Give yourself permission to allow this moment to be exactly as it is, and
allow yourself to be exactly as you are.” – Jon Kabat-Zinn,
Denial — even resistance — to getting older is a natural impulse.
But what if we embraced it instead of pushing it away?
Pushing away aging makes good sense; why not stay healthy and fit as long
as possible? The difficulty in doing that is a seeming glitch in our design
that reveals the essential challenge of being human. Eventually, knees
and hearts give out, eyes and sex drive weaken, the broad mind and the
narrow hips exchange places. We look in the mirror, half expecting to
see our 20-year-old selves looking back at us, and notice a spot here,
a sag there, lines everywhere. One minute we are striving and on top of
our game, the next moment we are in a doctor’s office, waiting for
a variety of invasive procedures to keep us around a little bit longer.
And, even if we do manage to slow down the effects of aging, mortality
is always right around the corner.
The human experience of aging is interwoven with vulnerability. And what
if it’s OK to be vulnerable? What if wisdom and connection, depth
and richness all come from the realization of impermanence? You don’t
have to pretend the sensations of aging are comfortable, or pleasant,
or wanted. But what you can do is be present as it all bubbles up.
And just maybe, if we can find a way to stay present we might be surprised
to discover that being older than we were yesterday is part of being alive.
Enjoy the changes of life, the new discoveries that come with every breath.
“Mindfulness practice means that we commit fully in each moment to
be present; inviting ourselves to interface with this moment in full awareness,
with the intention to embody as best we can an orientation of calmness,
mindfulness and equanimity right here and right now.” – Jon
The new Calcagnini Center for Mindfulness at Jupiter Medical Center is
a beautiful, soothing space overlooking the Jacqueline Fiske Healing Garden
designed to teach people to be more mindful and to manage the tension
of everyday life.
The ongoing practice of mindfulness helps by lowering stress levels that
are often a contributing factor to “dis-ease.” In addition,
those who practice this discipline can achieve an enhanced sense of balance
in their lives and a greater interest in learning the “how”
of taking good care of themselves, enhancing their ability to focus on
Mindfulness-Based Stress Reduction (MBSR) classes are the cornerstone of
the services offered at the Calcagnini Center, in addition to other services
like meditation sessions, workshops, health coaching, and other integrative
medicine practices such as Yoga, Tai Ji Quan and massage, to name a few.
To register for Jupiter Medical Center’s Mindfulness-Based Stress
Reduction (MBSR) classes, visit
jupitermed.com/mindfulness or to learn more about the services at Calcagnini Center for Mindfulness
at Jupiter Medical Center, call 561-660-1828.
A quick practice in mindfulness
When fears, worries, and concerns about aging overtake you, try this three-minute
breathing space practice, which is used in Mindfulness-Based Stress Reduction
to maintain openness and curiosity.
- Breathe in. Notice any thought bubbles that appear, including negative
thoughts about aging.
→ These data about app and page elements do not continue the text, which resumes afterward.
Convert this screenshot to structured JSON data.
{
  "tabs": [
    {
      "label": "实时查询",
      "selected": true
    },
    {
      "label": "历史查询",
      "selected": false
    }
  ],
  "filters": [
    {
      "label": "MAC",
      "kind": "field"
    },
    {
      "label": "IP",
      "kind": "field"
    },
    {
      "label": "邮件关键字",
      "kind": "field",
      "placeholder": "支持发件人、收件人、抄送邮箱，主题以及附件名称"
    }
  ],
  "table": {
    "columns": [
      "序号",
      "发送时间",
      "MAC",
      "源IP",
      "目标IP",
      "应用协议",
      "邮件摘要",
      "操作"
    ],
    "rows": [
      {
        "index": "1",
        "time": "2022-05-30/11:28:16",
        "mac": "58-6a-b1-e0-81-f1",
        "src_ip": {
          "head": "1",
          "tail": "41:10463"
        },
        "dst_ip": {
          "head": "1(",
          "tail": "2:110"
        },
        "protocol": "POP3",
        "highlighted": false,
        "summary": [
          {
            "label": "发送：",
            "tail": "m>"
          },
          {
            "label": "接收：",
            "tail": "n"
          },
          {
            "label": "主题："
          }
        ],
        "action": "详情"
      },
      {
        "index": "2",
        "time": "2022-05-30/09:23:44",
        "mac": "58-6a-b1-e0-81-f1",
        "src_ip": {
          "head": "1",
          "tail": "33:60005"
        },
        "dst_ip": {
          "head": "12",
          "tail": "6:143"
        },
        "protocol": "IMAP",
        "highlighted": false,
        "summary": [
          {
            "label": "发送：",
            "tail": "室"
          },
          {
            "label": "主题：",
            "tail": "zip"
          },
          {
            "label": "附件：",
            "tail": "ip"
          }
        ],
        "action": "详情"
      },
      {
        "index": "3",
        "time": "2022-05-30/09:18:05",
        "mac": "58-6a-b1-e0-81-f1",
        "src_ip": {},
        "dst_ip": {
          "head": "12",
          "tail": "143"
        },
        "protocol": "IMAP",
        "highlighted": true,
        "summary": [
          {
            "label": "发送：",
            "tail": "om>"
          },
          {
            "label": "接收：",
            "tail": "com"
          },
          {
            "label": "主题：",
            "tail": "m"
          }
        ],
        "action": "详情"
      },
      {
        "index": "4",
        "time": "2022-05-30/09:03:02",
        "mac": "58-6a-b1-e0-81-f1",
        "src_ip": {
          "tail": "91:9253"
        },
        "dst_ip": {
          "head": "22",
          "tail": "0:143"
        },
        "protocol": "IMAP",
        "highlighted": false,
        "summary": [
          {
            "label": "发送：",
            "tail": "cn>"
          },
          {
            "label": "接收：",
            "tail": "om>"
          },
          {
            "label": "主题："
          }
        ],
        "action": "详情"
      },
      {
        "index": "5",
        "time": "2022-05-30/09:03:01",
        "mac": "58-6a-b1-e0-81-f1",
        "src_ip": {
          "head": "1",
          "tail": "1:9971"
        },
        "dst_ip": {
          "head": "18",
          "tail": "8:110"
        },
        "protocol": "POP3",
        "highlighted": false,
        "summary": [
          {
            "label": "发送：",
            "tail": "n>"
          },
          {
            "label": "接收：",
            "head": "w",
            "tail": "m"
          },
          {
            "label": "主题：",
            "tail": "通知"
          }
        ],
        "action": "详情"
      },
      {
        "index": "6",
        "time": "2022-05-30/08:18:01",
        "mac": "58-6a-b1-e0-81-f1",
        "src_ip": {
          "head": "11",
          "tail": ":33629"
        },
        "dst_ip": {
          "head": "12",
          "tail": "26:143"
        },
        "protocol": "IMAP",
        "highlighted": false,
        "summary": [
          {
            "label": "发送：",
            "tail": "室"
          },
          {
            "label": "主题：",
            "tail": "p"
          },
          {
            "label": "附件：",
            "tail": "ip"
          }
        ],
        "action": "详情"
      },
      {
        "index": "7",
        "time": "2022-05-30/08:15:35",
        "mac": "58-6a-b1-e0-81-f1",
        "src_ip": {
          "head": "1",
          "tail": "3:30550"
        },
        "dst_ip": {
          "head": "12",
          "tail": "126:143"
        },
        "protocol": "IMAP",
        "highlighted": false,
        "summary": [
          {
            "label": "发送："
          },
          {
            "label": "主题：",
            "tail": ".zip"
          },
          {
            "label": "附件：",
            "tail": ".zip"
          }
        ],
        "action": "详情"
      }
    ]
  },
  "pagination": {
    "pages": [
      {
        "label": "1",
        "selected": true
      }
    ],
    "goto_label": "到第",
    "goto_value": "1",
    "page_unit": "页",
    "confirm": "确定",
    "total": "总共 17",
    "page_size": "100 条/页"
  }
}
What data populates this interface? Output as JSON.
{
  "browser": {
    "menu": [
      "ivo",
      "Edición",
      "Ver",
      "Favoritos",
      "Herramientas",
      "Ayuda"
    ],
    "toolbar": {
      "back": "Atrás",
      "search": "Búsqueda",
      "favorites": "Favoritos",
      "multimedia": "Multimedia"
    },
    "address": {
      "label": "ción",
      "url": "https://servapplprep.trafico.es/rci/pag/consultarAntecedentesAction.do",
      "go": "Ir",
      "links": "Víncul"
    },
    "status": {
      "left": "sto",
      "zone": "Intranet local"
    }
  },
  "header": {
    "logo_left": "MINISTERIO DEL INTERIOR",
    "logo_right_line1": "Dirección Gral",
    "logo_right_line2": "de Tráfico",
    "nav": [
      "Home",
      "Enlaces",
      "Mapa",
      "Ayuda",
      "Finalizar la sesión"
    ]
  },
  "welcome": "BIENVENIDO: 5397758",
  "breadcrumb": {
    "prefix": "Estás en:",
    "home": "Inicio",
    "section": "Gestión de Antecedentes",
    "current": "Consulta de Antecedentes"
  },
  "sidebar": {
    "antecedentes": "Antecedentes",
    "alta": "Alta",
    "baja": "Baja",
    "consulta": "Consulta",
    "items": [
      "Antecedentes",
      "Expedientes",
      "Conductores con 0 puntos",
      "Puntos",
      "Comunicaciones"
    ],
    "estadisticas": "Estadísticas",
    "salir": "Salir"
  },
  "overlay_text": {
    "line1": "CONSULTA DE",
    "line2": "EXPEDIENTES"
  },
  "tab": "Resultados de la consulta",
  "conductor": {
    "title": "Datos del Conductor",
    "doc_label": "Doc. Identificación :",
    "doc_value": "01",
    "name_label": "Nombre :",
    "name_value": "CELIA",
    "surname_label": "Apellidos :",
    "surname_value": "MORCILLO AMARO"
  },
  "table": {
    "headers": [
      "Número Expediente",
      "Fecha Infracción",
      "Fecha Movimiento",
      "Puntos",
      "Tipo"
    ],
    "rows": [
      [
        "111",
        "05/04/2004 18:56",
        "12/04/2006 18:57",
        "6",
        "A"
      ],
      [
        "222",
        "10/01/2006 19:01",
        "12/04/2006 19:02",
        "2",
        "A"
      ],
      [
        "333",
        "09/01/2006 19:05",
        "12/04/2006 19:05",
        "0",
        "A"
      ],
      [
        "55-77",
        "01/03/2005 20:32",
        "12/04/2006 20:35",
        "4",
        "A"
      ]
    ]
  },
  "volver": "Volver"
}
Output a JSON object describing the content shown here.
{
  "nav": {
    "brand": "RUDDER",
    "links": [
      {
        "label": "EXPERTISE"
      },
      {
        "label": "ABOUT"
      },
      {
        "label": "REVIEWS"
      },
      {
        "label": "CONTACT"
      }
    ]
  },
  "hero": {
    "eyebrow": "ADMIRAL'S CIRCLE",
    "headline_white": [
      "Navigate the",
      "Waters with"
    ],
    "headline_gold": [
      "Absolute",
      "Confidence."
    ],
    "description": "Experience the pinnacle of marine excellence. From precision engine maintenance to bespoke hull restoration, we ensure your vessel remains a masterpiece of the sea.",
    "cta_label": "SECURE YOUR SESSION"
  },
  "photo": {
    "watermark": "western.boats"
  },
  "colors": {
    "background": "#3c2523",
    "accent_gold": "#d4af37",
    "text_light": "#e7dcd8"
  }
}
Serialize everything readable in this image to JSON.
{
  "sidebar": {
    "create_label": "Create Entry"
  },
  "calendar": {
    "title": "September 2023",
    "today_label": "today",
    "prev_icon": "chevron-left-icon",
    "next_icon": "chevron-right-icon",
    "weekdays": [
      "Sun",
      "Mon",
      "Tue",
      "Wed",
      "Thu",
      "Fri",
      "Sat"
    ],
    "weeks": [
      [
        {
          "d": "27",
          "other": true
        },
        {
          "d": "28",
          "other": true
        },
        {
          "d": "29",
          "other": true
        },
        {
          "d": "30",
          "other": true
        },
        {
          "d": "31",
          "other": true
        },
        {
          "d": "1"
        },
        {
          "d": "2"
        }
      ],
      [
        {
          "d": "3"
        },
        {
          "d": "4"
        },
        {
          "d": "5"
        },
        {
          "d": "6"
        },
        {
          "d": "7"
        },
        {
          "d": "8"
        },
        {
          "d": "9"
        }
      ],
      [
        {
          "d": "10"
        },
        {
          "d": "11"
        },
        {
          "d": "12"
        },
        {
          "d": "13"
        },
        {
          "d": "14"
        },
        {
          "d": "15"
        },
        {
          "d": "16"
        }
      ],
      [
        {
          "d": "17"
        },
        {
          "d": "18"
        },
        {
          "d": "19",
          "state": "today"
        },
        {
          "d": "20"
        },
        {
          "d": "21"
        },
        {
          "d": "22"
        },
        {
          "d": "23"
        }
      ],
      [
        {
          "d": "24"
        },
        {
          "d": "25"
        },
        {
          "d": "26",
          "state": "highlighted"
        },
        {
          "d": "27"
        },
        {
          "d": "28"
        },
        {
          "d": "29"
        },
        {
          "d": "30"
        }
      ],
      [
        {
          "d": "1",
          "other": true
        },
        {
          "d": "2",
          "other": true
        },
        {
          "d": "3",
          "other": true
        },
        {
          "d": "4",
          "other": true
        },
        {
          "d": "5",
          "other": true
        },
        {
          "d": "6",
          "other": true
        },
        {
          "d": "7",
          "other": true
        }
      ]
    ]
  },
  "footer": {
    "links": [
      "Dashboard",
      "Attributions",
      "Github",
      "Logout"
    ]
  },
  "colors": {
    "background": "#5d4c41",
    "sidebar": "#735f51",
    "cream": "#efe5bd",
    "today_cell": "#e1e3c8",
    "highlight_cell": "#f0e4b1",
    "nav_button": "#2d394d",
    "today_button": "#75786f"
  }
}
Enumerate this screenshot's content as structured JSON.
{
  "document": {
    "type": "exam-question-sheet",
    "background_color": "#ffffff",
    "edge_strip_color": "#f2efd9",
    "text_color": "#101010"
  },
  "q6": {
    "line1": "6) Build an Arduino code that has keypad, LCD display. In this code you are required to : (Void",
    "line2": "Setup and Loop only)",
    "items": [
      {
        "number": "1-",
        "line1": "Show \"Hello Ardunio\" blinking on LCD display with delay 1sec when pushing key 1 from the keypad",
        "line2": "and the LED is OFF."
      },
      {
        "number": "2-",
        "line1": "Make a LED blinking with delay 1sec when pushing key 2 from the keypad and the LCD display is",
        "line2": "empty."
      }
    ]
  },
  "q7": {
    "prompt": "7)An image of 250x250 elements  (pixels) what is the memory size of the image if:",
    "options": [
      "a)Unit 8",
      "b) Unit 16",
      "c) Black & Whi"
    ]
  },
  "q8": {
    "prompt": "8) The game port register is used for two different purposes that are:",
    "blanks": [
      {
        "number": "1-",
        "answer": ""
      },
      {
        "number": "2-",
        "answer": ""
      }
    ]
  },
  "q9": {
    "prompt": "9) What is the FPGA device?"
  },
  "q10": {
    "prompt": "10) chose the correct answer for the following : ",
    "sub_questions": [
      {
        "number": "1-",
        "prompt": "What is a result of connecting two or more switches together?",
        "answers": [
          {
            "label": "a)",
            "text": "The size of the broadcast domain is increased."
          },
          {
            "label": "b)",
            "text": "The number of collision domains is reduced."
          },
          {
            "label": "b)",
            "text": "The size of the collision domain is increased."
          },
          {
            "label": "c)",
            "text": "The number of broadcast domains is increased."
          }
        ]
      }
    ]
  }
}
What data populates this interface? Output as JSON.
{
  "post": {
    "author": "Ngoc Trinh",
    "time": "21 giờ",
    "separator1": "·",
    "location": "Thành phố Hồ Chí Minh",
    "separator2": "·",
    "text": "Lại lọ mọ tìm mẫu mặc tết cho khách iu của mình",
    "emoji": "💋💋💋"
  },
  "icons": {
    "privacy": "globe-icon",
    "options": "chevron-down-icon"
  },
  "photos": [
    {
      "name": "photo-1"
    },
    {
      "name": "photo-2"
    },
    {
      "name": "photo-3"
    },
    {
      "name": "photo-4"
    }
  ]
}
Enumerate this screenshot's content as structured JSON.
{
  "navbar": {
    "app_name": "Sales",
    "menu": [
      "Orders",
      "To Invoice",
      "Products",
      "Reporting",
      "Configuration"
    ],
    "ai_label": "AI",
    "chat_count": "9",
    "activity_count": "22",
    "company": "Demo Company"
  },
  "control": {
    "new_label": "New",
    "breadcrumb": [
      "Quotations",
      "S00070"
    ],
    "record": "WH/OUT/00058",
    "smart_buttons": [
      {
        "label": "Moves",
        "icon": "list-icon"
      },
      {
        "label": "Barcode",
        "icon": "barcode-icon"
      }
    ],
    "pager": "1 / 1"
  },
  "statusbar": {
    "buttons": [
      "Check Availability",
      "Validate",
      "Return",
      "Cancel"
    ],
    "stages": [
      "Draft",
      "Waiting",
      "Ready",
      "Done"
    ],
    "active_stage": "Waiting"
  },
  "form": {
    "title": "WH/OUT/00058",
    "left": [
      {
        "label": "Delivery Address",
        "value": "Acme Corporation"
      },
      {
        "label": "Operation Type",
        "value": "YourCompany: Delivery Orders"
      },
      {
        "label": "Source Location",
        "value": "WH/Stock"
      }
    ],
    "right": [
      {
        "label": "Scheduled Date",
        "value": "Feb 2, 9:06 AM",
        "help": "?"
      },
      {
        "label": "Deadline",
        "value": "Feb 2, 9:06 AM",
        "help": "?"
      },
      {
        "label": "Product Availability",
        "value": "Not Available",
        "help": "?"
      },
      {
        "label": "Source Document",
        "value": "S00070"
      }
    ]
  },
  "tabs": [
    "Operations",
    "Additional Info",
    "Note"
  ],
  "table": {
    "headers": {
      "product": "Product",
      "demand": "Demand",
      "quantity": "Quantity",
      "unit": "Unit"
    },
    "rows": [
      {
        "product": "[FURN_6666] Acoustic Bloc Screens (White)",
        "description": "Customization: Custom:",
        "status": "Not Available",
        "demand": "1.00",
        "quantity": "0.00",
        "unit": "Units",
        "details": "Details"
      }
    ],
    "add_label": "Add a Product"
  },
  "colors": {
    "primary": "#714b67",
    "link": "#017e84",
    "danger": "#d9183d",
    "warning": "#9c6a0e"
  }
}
Notice what these thoughts trigger in your body,
and which emotions arise. Continually remind yourself to be gentle, open,
and curious—even if (especially if) you feel overwhelmed. Aging
happens. It’s OK.
- After a moment of opening to whatever you noticed in your mind and your
body, rest your attention lightly but firmly on the rise and fall of your
belly, feeling the stretch of the inbreath, the release of the outbreath.
Your body is your anchor to the present moment. Notice when your attention
seeks distraction from being here. Do not judge. Simply notice and then
gently return to the rise and fall of your breathing.
- After a minute of repeatedly returning to the breath, expand your attention
out into the rest of your body, noticing whatever sensations arise. Be
aware of your facial expression and your posture. Then stretch a tiny
bit further and notice the space around you. Be here now.